Our culture sends a subliminal message of perfection, especially in the Silicon Valley. Being sensitive, being different is simply not OK. Our culture doesn’t tell us how hard it really is. But Anne, recovering from alcohol addiction, bulimia, obsessive-compulsive disorder and anxiety says that transparency heals. “If you can hang on and have two great trippy friends along the way, you will stay alive. The way you are is the best possible way to be. To wear a suit of armor is so much harder.”
Anne’s advice to mothers is that we all blow it. We all screw up. We all damage our children. And we start over. When we share our stories of vulnerability, we often exclaim, “Me, too!” in the process of discovery. We’re scared to death that that we’ll lose our children, but we wouldn’t offer them anything we wouldn’t give ourselves. All we need to do is ask them, “Do you need to eat or talk, cry or scream?”
In Palo Alto, an idyllic town tucked in between Stanford University and suburbia, green foothills and the Pacific coast, teen suicides have given cozy parents something more to think about than higher education, escalating back accounts or exotic vacations. How can we ask our teens to be less than 10% scary so we can understand them? How can we remind them each day that they are chosen for a higher purpose that we cannot know, that they are deeply loved?
Recounting her own parenting journey in raising her son, Sam, Anne shares a helpful acronym called W.A.I.T. As parents, we often try to control our teens, especially on taboo topics such as sexuality, psychological health, and their future (what they should be doing now to prepare for their future). Julianne Harvey said, “Help is the sunny side of control”. Before we communicate with them, can we listen deeply? Can we sense where we are trying to fix or change them for a certain outcome? Can we ask ourselves to WAIT (why am I talking or texting) before speaking?
For writers, Anne offers the following advice. "Learn to love the eraser. Listen better." She draws a parallel between writing and parenting. Learn to make mistakes. After listening, rewrite the script, over and over again.
We are so hungry for something that is already here, something we already have. Maybe our teens are also hungry for something that’s already here, something they already have. When we stop, share stories, and listen, the armoring falls away. What’s left is hope, not that This or That will happen, but that we will be surrounded by our closest friends no matter what. Look how communities bond after natural disasters and the miracles that follow acts of kindness. We don’t know certain things, but what we do know saves us. The breath connects us umbilically to the universe, a higher power some call God or the Great Mystery.
The symposium is punctuated by Anne’s take on the invisible work of parenting. For her, the invisible work is working on ourselves, noticing when we are trying to control things, what we might need before we can speak and act in ways that feel safe, warm, and inviting for our children. What we expect of our children may have nothing to do with who they are. Our own inner work is necessary to know them.

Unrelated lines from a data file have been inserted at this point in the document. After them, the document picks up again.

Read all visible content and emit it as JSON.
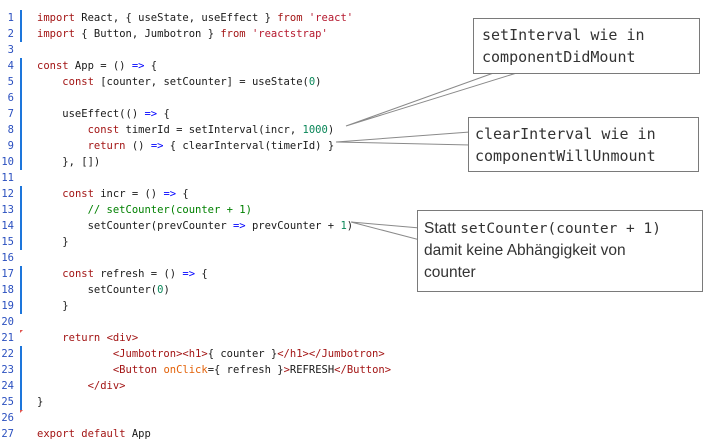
{
  "code_lines": [
    {
      "n": "1",
      "bar": true,
      "parts": [
        {
          "t": "import",
          "c": "kw"
        },
        {
          "t": " React, { useState, useEffect } "
        },
        {
          "t": "from",
          "c": "kw"
        },
        {
          "t": " "
        },
        {
          "t": "'react'",
          "c": "str"
        }
      ]
    },
    {
      "n": "2",
      "bar": true,
      "parts": [
        {
          "t": "import",
          "c": "kw"
        },
        {
          "t": " { Button, Jumbotron } "
        },
        {
          "t": "from",
          "c": "kw"
        },
        {
          "t": " "
        },
        {
          "t": "'reactstrap'",
          "c": "str"
        }
      ]
    },
    {
      "n": "3",
      "bar": false,
      "parts": []
    },
    {
      "n": "4",
      "bar": true,
      "parts": [
        {
          "t": "const",
          "c": "kw"
        },
        {
          "t": " App = () "
        },
        {
          "t": "=>",
          "c": "kw2"
        },
        {
          "t": " {"
        }
      ]
    },
    {
      "n": "5",
      "bar": true,
      "parts": [
        {
          "t": "    "
        },
        {
          "t": "const",
          "c": "kw"
        },
        {
          "t": " [counter, setCounter] = useState("
        },
        {
          "t": "0",
          "c": "num"
        },
        {
          "t": ")"
        }
      ]
    },
    {
      "n": "6",
      "bar": true,
      "parts": []
    },
    {
      "n": "7",
      "bar": true,
      "parts": [
        {
          "t": "    useEffect(() "
        },
        {
          "t": "=>",
          "c": "kw2"
        },
        {
          "t": " {"
        }
      ]
    },
    {
      "n": "8",
      "bar": true,
      "parts": [
        {
          "t": "        "
        },
        {
          "t": "const",
          "c": "kw"
        },
        {
          "t": " timerId = setInterval(incr, "
        },
        {
          "t": "1000",
          "c": "num"
        },
        {
          "t": ")"
        }
      ]
    },
    {
      "n": "9",
      "bar": true,
      "parts": [
        {
          "t": "        "
        },
        {
          "t": "return",
          "c": "kw"
        },
        {
          "t": " () "
        },
        {
          "t": "=>",
          "c": "kw2"
        },
        {
          "t": " { clearInterval(timerId) }"
        }
      ]
    },
    {
      "n": "10",
      "bar": true,
      "parts": [
        {
          "t": "    }, [])"
        }
      ]
    },
    {
      "n": "11",
      "bar": false,
      "parts": []
    },
    {
      "n": "12",
      "bar": true,
      "parts": [
        {
          "t": "    "
        },
        {
          "t": "const",
          "c": "kw"
        },
        {
          "t": " incr = () "
        },
        {
          "t": "=>",
          "c": "kw2"
        },
        {
          "t": " {"
        }
      ]
    },
    {
      "n": "13",
      "bar": true,
      "parts": [
        {
          "t": "        "
        },
        {
          "t": "// setCounter(counter + 1)",
          "c": "cm"
        }
      ]
    },
    {
      "n": "14",
      "bar": true,
      "parts": [
        {
          "t": "        setCounter(prevCounter "
        },
        {
          "t": "=>",
          "c": "kw2"
        },
        {
          "t": " prevCounter + "
        },
        {
          "t": "1",
          "c": "num"
        },
        {
          "t": ")"
        }
      ]
    },
    {
      "n": "15",
      "bar": true,
      "parts": [
        {
          "t": "    }"
        }
      ]
    },
    {
      "n": "16",
      "bar": false,
      "parts": []
    },
    {
      "n": "17",
      "bar": true,
      "parts": [
        {
          "t": "    "
        },
        {
          "t": "const",
          "c": "kw"
        },
        {
          "t": " refresh = () "
        },
        {
          "t": "=>",
          "c": "kw2"
        },
        {
          "t": " {"
        }
      ]
    },
    {
      "n": "18",
      "bar": true,
      "parts": [
        {
          "t": "        setCounter("
        },
        {
          "t": "0",
          "c": "num"
        },
        {
          "t": ")"
        }
      ]
    },
    {
      "n": "19",
      "bar": true,
      "parts": [
        {
          "t": "    }"
        }
      ]
    },
    {
      "n": "20",
      "bar": false,
      "parts": []
    },
    {
      "n": "21",
      "bar": false,
      "mark": true,
      "parts": [
        {
          "t": "    "
        },
        {
          "t": "return",
          "c": "kw"
        },
        {
          "t": " "
        },
        {
          "t": "<div>",
          "c": "tag"
        }
      ]
    },
    {
      "n": "22",
      "bar": true,
      "parts": [
        {
          "t": "            "
        },
        {
          "t": "<Jumbotron><h1>",
          "c": "tag"
        },
        {
          "t": "{ counter }"
        },
        {
          "t": "</h1></Jumbotron>",
          "c": "tag"
        }
      ]
    },
    {
      "n": "23",
      "bar": true,
      "parts": [
        {
          "t": "            "
        },
        {
          "t": "<Button",
          "c": "tag"
        },
        {
          "t": " "
        },
        {
          "t": "onClick",
          "c": "attr"
        },
        {
          "t": "={ refresh }"
        },
        {
          "t": ">",
          "c": "tag"
        },
        {
          "t": "REFRESH"
        },
        {
          "t": "</Button>",
          "c": "tag"
        }
      ]
    },
    {
      "n": "24",
      "bar": true,
      "parts": [
        {
          "t": "        "
        },
        {
          "t": "</div>",
          "c": "tag"
        }
      ]
    },
    {
      "n": "25",
      "bar": true,
      "parts": [
        {
          "t": "}"
        }
      ]
    },
    {
      "n": "26",
      "bar": false,
      "mark": true,
      "parts": []
    },
    {
      "n": "27",
      "bar": false,
      "parts": [
        {
          "t": "export",
          "c": "kw"
        },
        {
          "t": " "
        },
        {
          "t": "default",
          "c": "kw"
        },
        {
          "t": " App"
        }
      ]
    }
  ],
  "callouts": {
    "set_interval": {
      "mono": "setInterval",
      "rest": " wie in",
      "line2": "componentDidMount"
    },
    "clear_interval": {
      "mono": "clearInterval",
      "rest": " wie in",
      "line2": "componentWillUnmount"
    },
    "statt": {
      "pre": "Statt ",
      "mono": "setCounter(counter + 1)",
      "line2": "damit keine Abhängigkeit von",
      "line3": "counter"
    }
  },
  "colors": {
    "keyword": "#a31515",
    "arrow": "#0000ff",
    "string": "#b5182e",
    "number": "#098658",
    "comment": "#008000",
    "line_number": "#2a4fbf",
    "gutter_bar": "#1d76db",
    "callout_border": "#7a7a7a"
  }
}
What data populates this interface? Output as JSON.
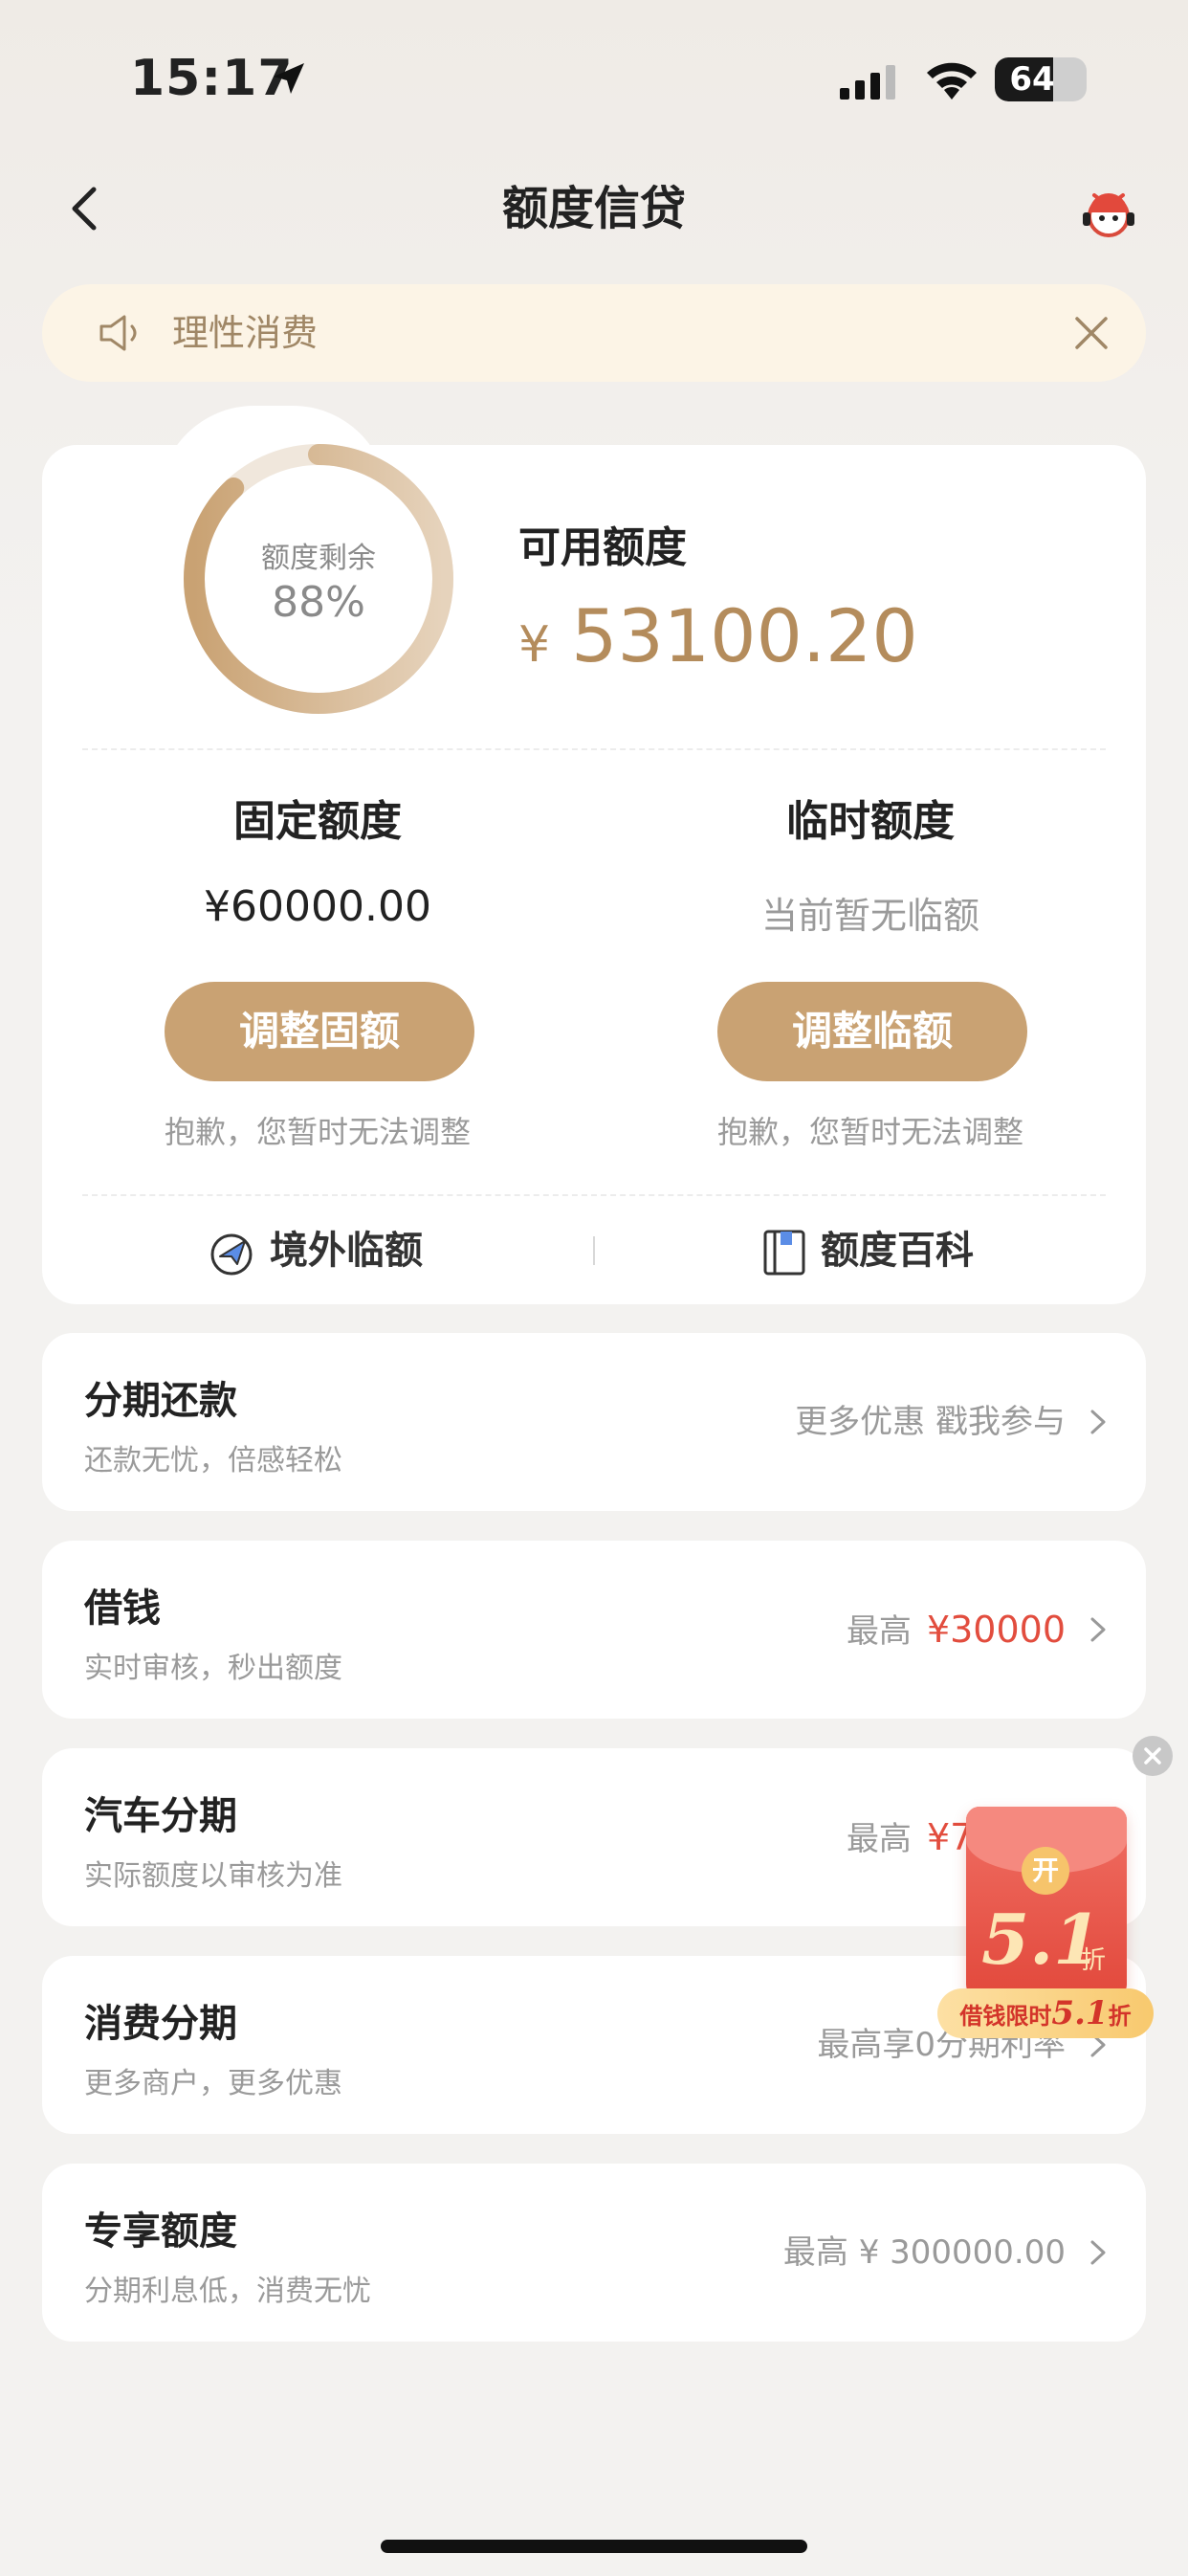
{
  "status_bar": {
    "time": "15:17",
    "battery": "64",
    "battery_level": 0.64
  },
  "nav": {
    "title": "额度信贷",
    "back_icon": "chevron-left-icon",
    "service_icon": "customer-service-icon"
  },
  "notice": {
    "text": "理性消费"
  },
  "quota": {
    "ring_label": "额度剩余",
    "ring_percent": "88%",
    "ring_fraction": 0.88,
    "available_label": "可用额度",
    "available_currency": "¥",
    "available_amount": "53100.20",
    "fixed": {
      "title": "固定额度",
      "value": "¥60000.00",
      "button": "调整固额",
      "note": "抱歉，您暂时无法调整"
    },
    "temp": {
      "title": "临时额度",
      "value": "当前暂无临额",
      "button": "调整临额",
      "note": "抱歉，您暂时无法调整"
    },
    "links": {
      "overseas": "境外临额",
      "wiki": "额度百科"
    }
  },
  "entries": [
    {
      "title": "分期还款",
      "subtitle": "还款无忧，倍感轻松",
      "right_prefix": "更多优惠 戳我参与",
      "right_amount": ""
    },
    {
      "title": "借钱",
      "subtitle": "实时审核，秒出额度",
      "right_prefix": "最高",
      "right_amount": "¥30000"
    },
    {
      "title": "汽车分期",
      "subtitle": "实际额度以审核为准",
      "right_prefix": "最高",
      "right_amount": "¥70000"
    },
    {
      "title": "消费分期",
      "subtitle": "更多商户，更多优惠",
      "right_prefix": "最高享0分期利率",
      "right_amount": ""
    },
    {
      "title": "专享额度",
      "subtitle": "分期利息低，消费无忧",
      "right_prefix": "最高 ¥ 300000.00",
      "right_amount": ""
    }
  ],
  "promo": {
    "coin": "开",
    "big": "5.1",
    "zhe": "折",
    "banner_prefix": "借钱限时",
    "banner_value": "5.1",
    "banner_suffix": "折"
  },
  "colors": {
    "accent": "#c9a273",
    "amount": "#b48c5c",
    "red": "#e24d3e"
  }
}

(The reflections above are based on my notes from the symposium. If I have misquoted Anne or misunderstood any of her ideas, I offer my sincere apologies.)